What is expected
Pull from the data below each line where the word "text" occurs, and copy it.

Page and application data records:
********************

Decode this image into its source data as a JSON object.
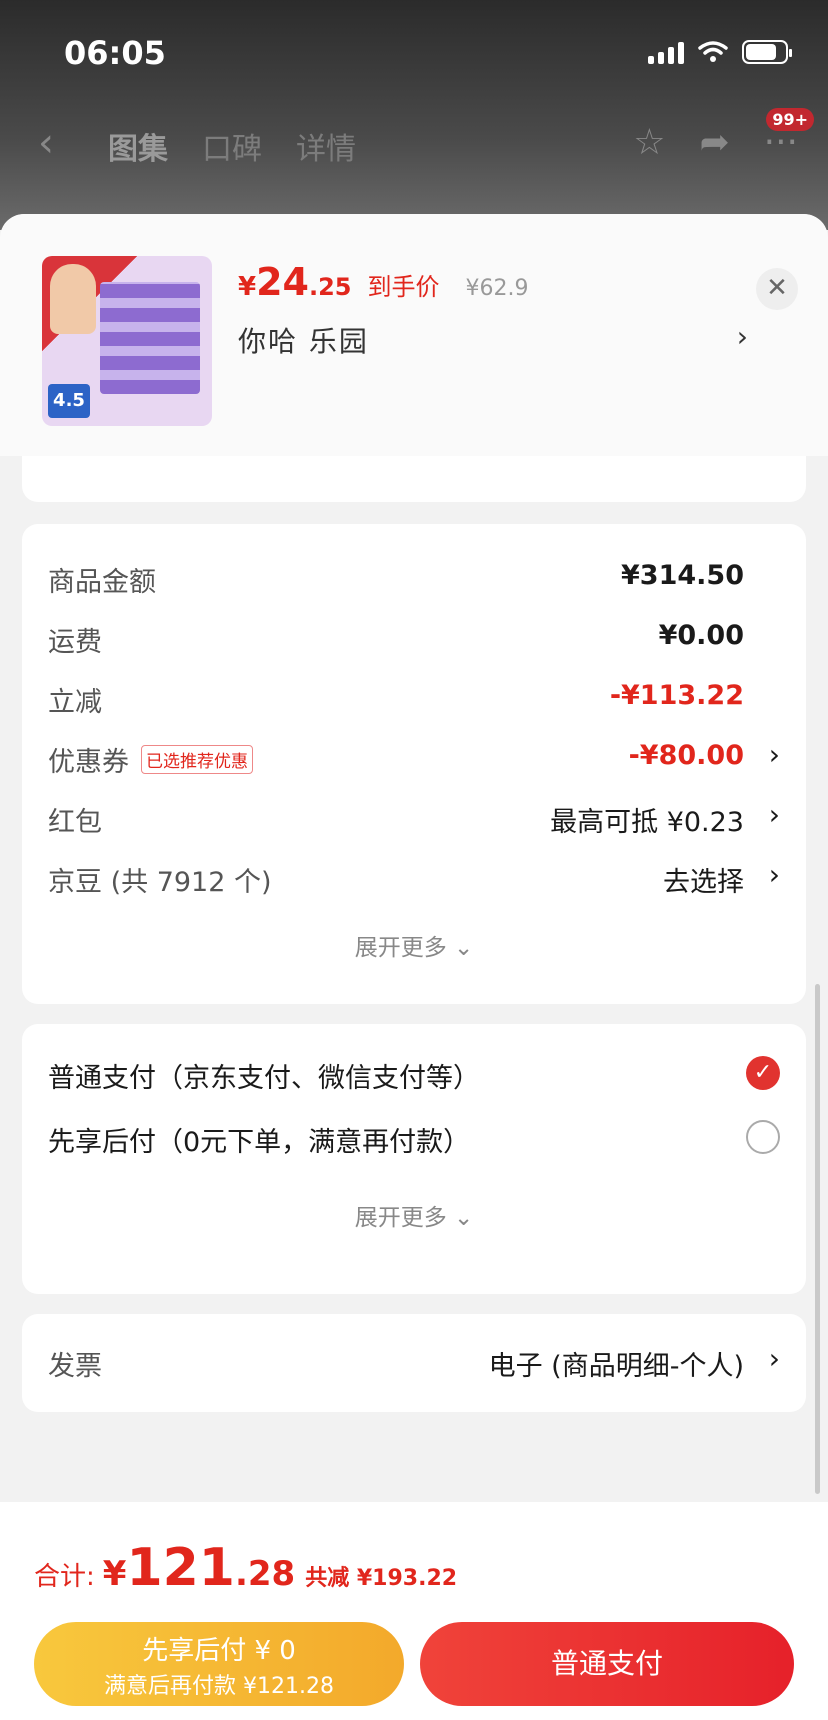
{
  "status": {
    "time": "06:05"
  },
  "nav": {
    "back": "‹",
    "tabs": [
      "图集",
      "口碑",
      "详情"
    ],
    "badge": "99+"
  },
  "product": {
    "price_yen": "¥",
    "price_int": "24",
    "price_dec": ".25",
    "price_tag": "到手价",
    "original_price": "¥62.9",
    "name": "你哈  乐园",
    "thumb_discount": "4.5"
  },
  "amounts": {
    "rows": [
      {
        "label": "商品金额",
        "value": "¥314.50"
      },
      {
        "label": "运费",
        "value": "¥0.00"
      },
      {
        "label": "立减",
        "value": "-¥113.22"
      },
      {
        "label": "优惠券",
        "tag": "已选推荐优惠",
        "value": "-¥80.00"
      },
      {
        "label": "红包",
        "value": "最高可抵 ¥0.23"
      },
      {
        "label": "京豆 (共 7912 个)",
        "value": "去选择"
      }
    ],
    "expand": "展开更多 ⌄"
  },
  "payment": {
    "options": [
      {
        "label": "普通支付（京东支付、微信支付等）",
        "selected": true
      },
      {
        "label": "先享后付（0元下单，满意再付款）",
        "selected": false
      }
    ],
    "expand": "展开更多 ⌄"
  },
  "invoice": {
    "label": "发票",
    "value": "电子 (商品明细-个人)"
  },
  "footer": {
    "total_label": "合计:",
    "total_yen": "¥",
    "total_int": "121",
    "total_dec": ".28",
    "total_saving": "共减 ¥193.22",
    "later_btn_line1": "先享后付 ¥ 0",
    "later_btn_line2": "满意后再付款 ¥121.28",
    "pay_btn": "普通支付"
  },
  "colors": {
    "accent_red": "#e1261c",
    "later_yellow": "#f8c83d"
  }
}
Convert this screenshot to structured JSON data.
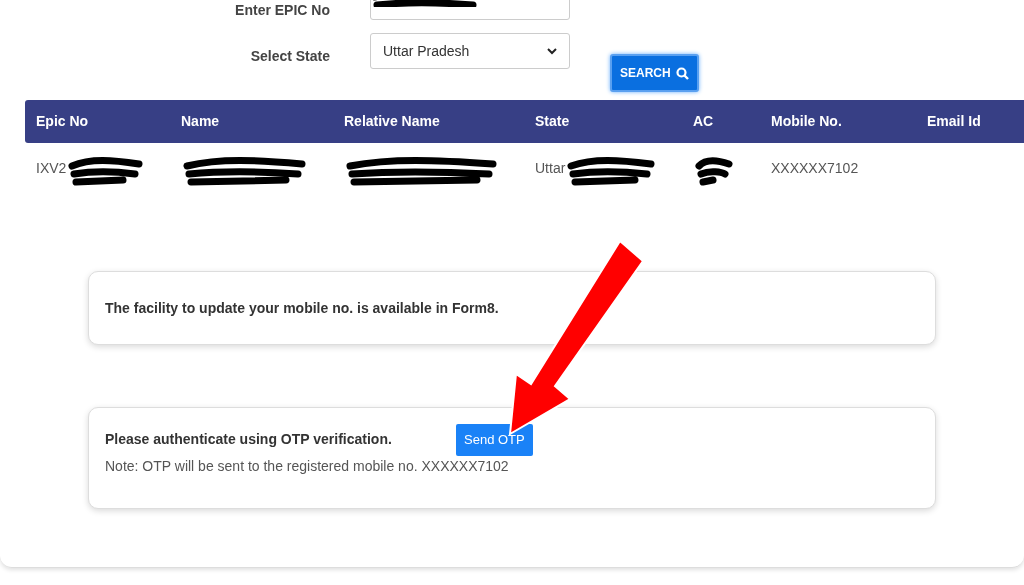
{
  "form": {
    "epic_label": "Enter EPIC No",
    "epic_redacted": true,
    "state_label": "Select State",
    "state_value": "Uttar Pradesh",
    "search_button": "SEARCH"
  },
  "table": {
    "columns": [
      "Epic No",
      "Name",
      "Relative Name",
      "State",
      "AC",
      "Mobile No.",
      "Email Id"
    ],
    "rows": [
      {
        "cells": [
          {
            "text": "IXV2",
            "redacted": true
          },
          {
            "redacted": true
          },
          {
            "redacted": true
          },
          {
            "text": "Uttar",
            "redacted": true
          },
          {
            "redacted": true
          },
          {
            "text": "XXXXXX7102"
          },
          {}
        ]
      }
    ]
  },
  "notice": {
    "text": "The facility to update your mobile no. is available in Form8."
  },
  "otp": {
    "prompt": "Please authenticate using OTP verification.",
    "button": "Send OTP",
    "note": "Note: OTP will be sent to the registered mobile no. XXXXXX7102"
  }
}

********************

Task output
            "text": "IXV2",
            "text": "Uttar",
            "text": "XXXXXX7102"
    "text": "The facility to update your mobile no. is available in Form8."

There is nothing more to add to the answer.